Goal of the exercise:
Set the data down again so that every line matches exactly.

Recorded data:
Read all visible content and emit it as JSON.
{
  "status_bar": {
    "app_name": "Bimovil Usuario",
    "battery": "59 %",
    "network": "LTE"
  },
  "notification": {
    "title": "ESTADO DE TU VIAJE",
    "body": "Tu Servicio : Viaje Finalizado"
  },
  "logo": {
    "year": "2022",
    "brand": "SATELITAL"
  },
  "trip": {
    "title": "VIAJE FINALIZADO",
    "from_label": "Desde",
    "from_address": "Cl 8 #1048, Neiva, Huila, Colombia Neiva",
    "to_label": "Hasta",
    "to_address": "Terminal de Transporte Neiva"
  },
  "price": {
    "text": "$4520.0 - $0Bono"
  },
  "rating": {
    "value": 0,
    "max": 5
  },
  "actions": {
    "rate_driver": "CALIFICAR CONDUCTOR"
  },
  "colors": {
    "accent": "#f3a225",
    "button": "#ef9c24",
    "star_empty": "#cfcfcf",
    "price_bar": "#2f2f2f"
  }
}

Task response:
Read all visible content and emit it as JSON.
{
  "status_bar": {
    "app_name": "Bimovil Usuario",
    "battery": "59 %",
    "network": "LTE"
  },
  "notification": {
    "title": "ESTADO DE TU VIAJE",
    "body": "Tu Servicio : Viaje Finalizado"
  },
  "logo": {
    "year": "2022",
    "brand": "SATELITAL"
  },
  "trip": {
    "title": "VIAJE FINALIZADO",
    "from_label": "Desde",
    "from_address": "Cl 8 #1048, Neiva, Huila, Colombia Neiva",
    "to_label": "Hasta",
    "to_address": "Terminal de Transporte Neiva"
  },
  "price": {
    "text": "$4520.0 - $0Bono"
  },
  "rating": {
    "value": 0,
    "max": 5
  },
  "actions": {
    "rate_driver": "CALIFICAR CONDUCTOR"
  },
  "colors": {
    "accent": "#f3a225",
    "button": "#ef9c24",
    "star_empty": "#cfcfcf",
    "price_bar": "#2f2f2f"
  }
}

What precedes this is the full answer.